Australia is working on a post-Brexit nuclear deal with the United Kingdom.

About 20 per cent of Australia's uranium currently goes to the UK, where strict rules prevent it from being used for military purposes, or sold to other countries who would.

Acting director general of the Australian Safeguards and Non-proliferation Office, Dr John Kalish, says that when the UK leaves the EU, a new deal will have to be done.

The deal is expected to hold the UK to the existing policy of only selling the uranium on to certain countries.

“Retransfers can only be made to third parties that have a nuclear cooperation agreement with Australia,” Dr Kalish told a parliamentary committee on Monday.

Exactly which countries Australian uranium is sold to is classified information.

Also this week, Labor's foreign affairs spokesperson Penny Wong told the Australian Institute of International Affairs that Australia should take a greater role in banning nuclear weapons.

“A Shorten Labor government will seek to muster wide international support, including from the states that possess nuclear weapons, for a 'No First Use' declaration,” she said.
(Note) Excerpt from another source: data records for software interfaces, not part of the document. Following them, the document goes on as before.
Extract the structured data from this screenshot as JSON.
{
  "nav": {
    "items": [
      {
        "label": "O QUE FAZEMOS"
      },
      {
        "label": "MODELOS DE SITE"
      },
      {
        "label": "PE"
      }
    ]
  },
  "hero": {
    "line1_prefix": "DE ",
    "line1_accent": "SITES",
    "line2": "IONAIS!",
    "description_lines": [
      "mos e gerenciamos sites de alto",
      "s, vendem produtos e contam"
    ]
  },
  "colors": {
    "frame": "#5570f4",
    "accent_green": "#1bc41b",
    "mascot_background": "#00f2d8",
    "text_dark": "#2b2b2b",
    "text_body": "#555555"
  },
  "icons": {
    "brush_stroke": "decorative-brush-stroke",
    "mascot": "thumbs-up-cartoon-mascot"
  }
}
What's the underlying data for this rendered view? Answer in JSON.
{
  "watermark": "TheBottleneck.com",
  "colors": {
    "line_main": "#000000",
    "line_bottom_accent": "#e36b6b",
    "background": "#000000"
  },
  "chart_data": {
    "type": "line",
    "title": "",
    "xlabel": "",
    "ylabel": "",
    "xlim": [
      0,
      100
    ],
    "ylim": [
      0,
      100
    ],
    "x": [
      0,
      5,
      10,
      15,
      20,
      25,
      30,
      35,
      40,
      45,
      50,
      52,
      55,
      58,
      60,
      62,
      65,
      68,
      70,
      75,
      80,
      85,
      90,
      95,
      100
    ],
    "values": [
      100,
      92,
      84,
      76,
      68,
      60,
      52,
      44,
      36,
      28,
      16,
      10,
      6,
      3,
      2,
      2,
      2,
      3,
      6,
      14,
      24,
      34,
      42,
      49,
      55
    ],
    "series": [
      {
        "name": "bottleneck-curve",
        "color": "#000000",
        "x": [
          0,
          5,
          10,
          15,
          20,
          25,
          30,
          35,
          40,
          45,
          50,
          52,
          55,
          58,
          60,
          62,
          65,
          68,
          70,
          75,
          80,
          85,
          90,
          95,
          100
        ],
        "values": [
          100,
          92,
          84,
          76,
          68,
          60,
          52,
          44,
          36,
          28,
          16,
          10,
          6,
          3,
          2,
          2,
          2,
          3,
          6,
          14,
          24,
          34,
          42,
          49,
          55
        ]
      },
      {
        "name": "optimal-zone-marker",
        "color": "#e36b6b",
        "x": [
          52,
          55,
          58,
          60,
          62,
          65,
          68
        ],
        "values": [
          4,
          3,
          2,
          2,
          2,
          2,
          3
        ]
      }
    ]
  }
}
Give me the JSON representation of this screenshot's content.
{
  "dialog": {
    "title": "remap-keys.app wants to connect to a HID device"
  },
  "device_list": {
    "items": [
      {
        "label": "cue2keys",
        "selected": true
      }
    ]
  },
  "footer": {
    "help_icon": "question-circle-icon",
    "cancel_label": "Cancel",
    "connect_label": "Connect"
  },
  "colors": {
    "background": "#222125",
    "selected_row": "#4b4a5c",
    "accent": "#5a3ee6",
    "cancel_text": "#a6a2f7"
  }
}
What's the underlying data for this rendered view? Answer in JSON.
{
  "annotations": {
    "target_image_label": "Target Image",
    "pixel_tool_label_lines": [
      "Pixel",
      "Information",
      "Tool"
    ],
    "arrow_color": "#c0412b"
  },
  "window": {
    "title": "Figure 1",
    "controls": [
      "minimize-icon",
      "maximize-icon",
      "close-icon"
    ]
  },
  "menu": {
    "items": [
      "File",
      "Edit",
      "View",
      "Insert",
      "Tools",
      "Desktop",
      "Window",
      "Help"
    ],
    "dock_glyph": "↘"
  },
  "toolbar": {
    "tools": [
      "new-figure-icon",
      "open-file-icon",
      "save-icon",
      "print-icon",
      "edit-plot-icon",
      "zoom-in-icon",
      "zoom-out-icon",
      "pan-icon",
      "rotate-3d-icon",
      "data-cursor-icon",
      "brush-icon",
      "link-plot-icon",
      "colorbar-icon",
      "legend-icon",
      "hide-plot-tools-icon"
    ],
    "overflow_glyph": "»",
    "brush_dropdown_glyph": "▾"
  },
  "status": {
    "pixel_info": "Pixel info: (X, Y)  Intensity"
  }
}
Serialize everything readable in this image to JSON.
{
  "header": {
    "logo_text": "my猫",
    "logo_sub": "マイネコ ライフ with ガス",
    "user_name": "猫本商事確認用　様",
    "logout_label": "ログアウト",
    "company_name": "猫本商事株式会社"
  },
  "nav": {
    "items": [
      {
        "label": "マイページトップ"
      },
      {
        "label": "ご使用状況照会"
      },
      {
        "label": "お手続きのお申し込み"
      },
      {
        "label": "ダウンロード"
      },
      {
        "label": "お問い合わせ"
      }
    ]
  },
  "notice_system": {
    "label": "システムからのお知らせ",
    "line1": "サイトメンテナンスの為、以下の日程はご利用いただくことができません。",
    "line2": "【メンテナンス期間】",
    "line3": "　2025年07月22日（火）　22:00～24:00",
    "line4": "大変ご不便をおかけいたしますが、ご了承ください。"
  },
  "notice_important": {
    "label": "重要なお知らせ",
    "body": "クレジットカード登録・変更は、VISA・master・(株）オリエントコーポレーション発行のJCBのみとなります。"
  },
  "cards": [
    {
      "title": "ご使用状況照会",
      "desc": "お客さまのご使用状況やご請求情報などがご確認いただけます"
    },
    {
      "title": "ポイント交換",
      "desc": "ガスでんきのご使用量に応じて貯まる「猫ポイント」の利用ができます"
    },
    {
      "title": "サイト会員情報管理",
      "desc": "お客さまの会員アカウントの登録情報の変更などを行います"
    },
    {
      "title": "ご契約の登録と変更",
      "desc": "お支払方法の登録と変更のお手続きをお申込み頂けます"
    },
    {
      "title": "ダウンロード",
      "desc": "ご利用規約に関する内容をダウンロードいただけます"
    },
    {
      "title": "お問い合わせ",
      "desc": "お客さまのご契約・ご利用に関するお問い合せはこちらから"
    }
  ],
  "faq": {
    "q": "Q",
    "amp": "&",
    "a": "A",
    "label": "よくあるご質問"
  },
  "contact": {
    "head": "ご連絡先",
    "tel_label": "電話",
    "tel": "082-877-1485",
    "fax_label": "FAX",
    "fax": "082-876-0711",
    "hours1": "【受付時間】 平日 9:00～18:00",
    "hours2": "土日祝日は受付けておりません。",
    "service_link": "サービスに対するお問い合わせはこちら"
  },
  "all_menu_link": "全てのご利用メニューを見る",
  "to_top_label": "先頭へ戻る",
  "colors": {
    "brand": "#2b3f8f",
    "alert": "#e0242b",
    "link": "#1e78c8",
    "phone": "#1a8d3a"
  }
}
“For states with nuclear weapons to adopt a 'No First Use' policy would constitute a major step forward in reducing tensions and risks of accidental or mistaken use.”